Schulman also recalled a 700-page document found in MacPherson’s residence with the same conspiracy themes, appearing to support the idea that MacPherson suffered from “paranoid delusions.”
MacPherson could have faced life in prison if convicted of the attempted murder charges, but under the plea deal he was sentenced to the secure psychiatric unit at the state prison for the next five years.
It’s possible he could remain in the unit beyond the five years, depending on his condition.
“This is the outcome that’s dictated by the law and the facts. Unfortunately, this is a defendant who had a longstanding mental health issue and it went extremely bad over the course of a couple of nights and two police officers almost lost their lives, so this is the best resolution that we can hope for. Obviously, the hope is that this defendant gets the help he needs and doesn’t hurt anyone else in the future,” Strelzin said after the hearing.
Manchester Police Chief Nick Willard praised the actions of the injured officers and others who assisted, calling them “courageous and heroic.”
“Officer Hardy was out there protecting the citizens of Manchester knowing he’s probably confronting an armed individual. He got shot in the face.
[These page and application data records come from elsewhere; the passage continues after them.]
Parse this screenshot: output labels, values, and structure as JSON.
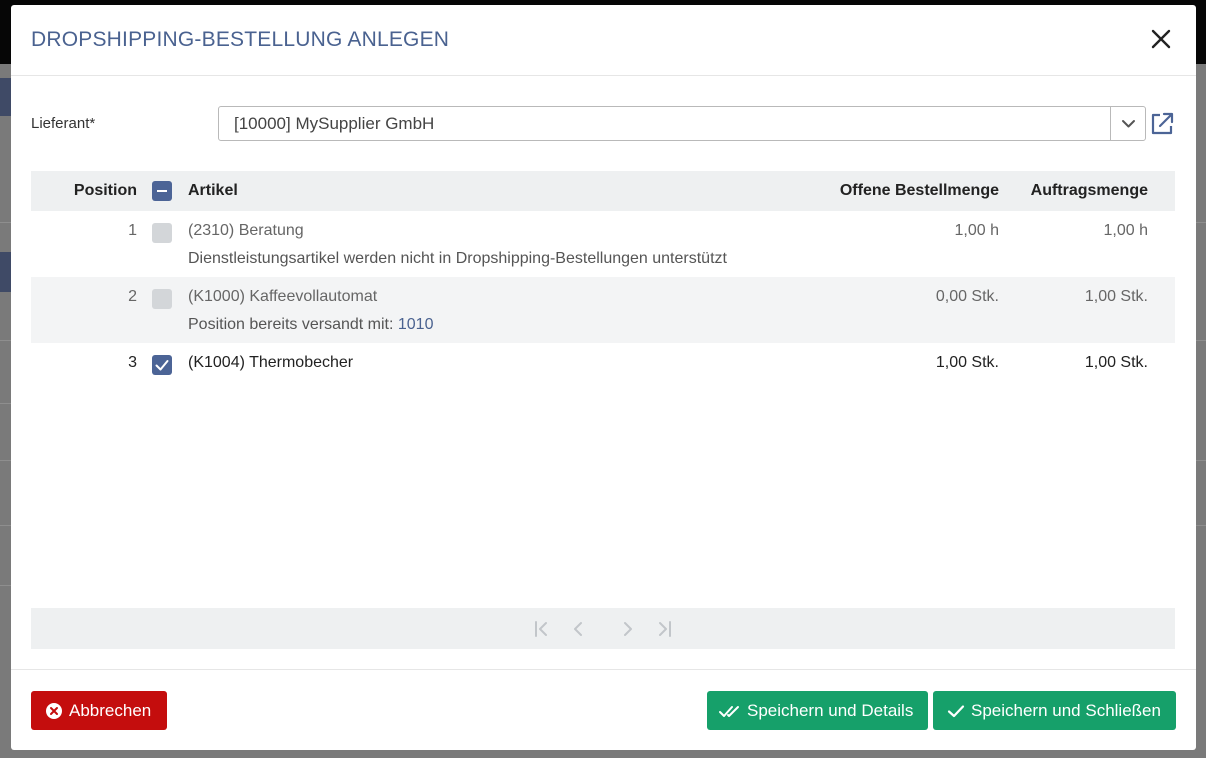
{
  "dialog": {
    "title": "DROPSHIPPING-BESTELLUNG ANLEGEN"
  },
  "supplier": {
    "label": "Lieferant*",
    "value": "[10000] MySupplier GmbH"
  },
  "table": {
    "headers": {
      "position": "Position",
      "artikel": "Artikel",
      "open_qty": "Offene Bestellmenge",
      "order_qty": "Auftragsmenge"
    },
    "rows": [
      {
        "position": "1",
        "artikel": "(2310) Beratung",
        "note": "Dienstleistungsartikel werden nicht in Dropshipping-Bestellungen unterstützt",
        "note_link": "",
        "open_qty": "1,00 h",
        "order_qty": "1,00 h",
        "state": "disabled"
      },
      {
        "position": "2",
        "artikel": "(K1000) Kaffeevollautomat",
        "note": "Position bereits versandt mit: ",
        "note_link": "1010",
        "open_qty": "0,00 Stk.",
        "order_qty": "1,00 Stk.",
        "state": "disabled"
      },
      {
        "position": "3",
        "artikel": "(K1004) Thermobecher",
        "note": "",
        "note_link": "",
        "open_qty": "1,00 Stk.",
        "order_qty": "1,00 Stk.",
        "state": "checked"
      }
    ]
  },
  "footer": {
    "cancel_label": "Abbrechen",
    "save_details_label": "Speichern und Details",
    "save_close_label": "Speichern und Schließen"
  },
  "colors": {
    "title": "#4a6290",
    "checkbox_active": "#4c6496",
    "cancel": "#c40d0d",
    "save": "#16a06a"
  }
}
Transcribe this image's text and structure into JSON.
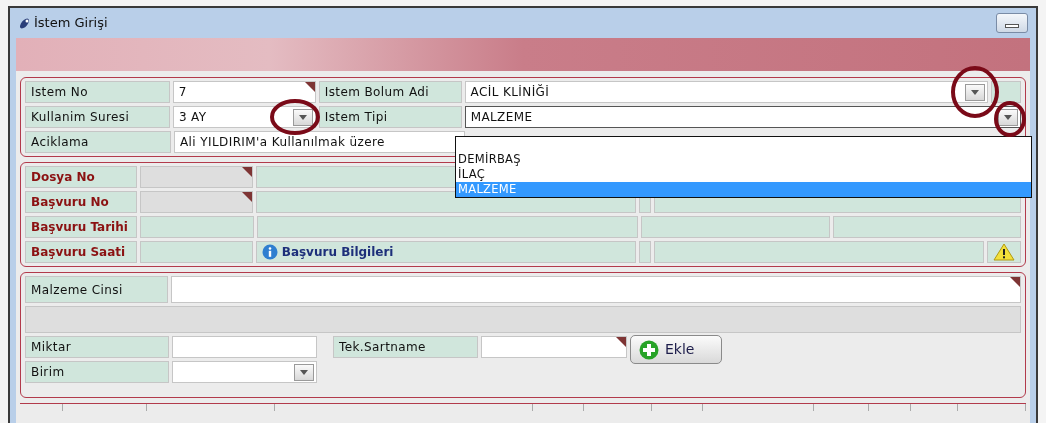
{
  "window": {
    "title": "İstem Girişi"
  },
  "request": {
    "istem_no": {
      "label": "Istem No",
      "value": "7",
      "required": true
    },
    "bolum": {
      "label": "Istem Bolum Adi",
      "value": "ACİL KLİNİĞİ"
    },
    "kullanim": {
      "label": "Kullanim Suresi",
      "value": "3 AY"
    },
    "tipi": {
      "label": "Istem Tipi",
      "value": "MALZEME",
      "expanded": true,
      "options": [
        {
          "label": "DEMİRBAŞ",
          "selected": false
        },
        {
          "label": "İLAÇ",
          "selected": false
        },
        {
          "label": "MALZEME",
          "selected": true
        }
      ]
    },
    "aciklama": {
      "label": "Aciklama",
      "value": "Ali YILDIRIM'a Kullanılmak üzere"
    }
  },
  "patient": {
    "rows": [
      {
        "label": "Dosya No",
        "required": true
      },
      {
        "label": "Başvuru No",
        "required": true
      },
      {
        "label": "Başvuru Tarihi",
        "required": false
      },
      {
        "label": "Başvuru Saati",
        "required": false
      }
    ],
    "info_link": "Başvuru Bilgileri"
  },
  "item": {
    "malzeme": {
      "label": "Malzeme Cinsi",
      "required": true
    },
    "miktar": {
      "label": "Miktar"
    },
    "sartname": {
      "label": "Tek.Sartname",
      "required": true
    },
    "birim": {
      "label": "Birim"
    },
    "add_button": "Ekle"
  }
}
He got shot in the shoulder, yet undaunted and courageously he puts out information over the radio for other officers to know who he encountered,” he said.
Willard said other officers continued to search for MacPherson knowing they could be shot at as well.
“Sure enough, officer O’Connor was then shot in the leg in that brief gun battle,” the chief said.